The legal back-and-fourth has created more questions for asylum seekers waiting at the border. Last month, the Supreme Court stepped in and allowed the administration’s severe asylum restrictions to continue, pending further judicial review.
Frustrated with the legal process, President Donald Trump resorted to putting direct pressure on Mexico. In June, he threatened to impose tariffs on Mexican goods if the country didn’t ramp up its own enforcement efforts.
(MORE: ICE arrests dropped in past year as Trump admin focused on families at the border )
In the months that followed, Mexico’s President Andrés López Obrador oversaw the deployment of thousands of Mexican troops to the country’s northern and southern borders.

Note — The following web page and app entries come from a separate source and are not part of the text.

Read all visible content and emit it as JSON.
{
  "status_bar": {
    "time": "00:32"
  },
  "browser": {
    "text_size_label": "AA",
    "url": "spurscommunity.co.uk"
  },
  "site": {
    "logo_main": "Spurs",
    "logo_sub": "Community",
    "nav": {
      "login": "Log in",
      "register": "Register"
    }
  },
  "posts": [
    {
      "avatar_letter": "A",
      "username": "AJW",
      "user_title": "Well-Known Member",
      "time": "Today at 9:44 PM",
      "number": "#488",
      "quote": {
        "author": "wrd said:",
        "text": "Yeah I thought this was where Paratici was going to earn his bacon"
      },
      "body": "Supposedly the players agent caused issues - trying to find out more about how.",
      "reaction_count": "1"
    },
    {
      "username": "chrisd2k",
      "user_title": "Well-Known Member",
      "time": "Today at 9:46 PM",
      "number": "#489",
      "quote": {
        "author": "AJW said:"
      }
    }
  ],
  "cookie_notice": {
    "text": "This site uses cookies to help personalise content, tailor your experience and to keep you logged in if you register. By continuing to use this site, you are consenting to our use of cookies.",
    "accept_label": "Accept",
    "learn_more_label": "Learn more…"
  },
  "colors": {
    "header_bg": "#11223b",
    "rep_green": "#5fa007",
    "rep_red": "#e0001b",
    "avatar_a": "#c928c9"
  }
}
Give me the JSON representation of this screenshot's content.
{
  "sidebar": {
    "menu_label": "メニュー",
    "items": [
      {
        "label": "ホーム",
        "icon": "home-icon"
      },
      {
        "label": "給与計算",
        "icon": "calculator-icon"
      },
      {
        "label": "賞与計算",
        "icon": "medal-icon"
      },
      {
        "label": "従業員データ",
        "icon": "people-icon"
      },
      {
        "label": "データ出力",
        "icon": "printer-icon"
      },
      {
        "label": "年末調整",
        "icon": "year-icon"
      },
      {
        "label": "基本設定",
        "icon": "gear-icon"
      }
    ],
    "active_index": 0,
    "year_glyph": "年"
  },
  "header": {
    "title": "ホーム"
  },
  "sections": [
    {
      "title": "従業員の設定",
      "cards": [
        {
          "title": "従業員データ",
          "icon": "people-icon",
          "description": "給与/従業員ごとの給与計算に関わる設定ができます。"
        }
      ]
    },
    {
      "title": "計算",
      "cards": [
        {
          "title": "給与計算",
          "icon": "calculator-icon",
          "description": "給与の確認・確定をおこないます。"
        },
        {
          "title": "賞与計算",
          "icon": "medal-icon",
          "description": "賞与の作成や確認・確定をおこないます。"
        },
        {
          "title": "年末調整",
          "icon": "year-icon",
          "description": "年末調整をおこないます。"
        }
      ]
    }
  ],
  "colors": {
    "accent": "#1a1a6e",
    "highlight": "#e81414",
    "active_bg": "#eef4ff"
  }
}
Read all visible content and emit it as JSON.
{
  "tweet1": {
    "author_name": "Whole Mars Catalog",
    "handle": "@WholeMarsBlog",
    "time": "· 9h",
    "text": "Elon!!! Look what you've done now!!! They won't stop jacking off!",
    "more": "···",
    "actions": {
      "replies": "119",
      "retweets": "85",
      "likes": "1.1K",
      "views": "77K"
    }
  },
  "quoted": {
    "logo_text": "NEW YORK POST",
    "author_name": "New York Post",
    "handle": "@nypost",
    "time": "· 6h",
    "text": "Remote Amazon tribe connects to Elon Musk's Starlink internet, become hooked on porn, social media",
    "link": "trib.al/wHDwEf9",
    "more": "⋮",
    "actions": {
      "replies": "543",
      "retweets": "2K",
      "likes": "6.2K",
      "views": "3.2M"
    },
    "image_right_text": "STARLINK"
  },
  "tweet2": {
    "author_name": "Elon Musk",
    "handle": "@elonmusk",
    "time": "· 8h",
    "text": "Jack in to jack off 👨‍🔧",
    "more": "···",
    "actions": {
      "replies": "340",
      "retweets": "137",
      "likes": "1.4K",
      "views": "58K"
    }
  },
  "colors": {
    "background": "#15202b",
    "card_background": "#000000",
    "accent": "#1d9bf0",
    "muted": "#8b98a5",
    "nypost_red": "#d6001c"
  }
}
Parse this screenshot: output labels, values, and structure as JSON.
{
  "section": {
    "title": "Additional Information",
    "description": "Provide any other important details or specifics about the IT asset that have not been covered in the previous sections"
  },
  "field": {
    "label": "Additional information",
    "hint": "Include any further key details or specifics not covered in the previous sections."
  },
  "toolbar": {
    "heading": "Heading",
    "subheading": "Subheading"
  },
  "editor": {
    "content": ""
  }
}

The administration’s “Remain in Mexico” policy, first tested at single ports of entry earlier this year, has been implemented across the southern border. Under the policy, formally called “Migrant Protection Protocols,” those seeking legal entry were sent back to Mexican border towns to wait for their asylum claims to be processed.
“We’re now sending the message that if you’re coming here as an economic migrant, you’re not going to be allowed into the United States,” Morgan said. “That’s driving a lot of people to return.”
Jose Luis Gonzalez/Reuters
Mexicans fleeing violence board a bus as they are moved to a shelter due a storm forecast in Ciudad Juarez, Mexico, Sept. 30, 2019.
Immigrant advocates have documented cases involving especially vulnerable migrants, including pregnant women and their children, who have faced violence, kidnapping and limited access to medical care upon after being sent back.
(MORE: New details of dire conditions for pregnant women under Trump policy)
Lawyers for the Trump administration have argued in court that migrants who fear returning to Mexico can raise those concerns with immigration officers, but with language barriers and a general confusion surrounding the process, advocates said that’s not enough.
“You have no time to prepare,” Judy Rabinovitz, an American Civil Liberties Union lawyer, argued before the 9th Circuit Court of Appeals on Friday. “You have no notice that you should even be talking about your fear of return to Mexico. If you have an attorney, you can’t consult with an attorney.”
Despite the ACLU’s legal challenge, the policy has been allowed to continue while a federal appeals court further reviews the policy.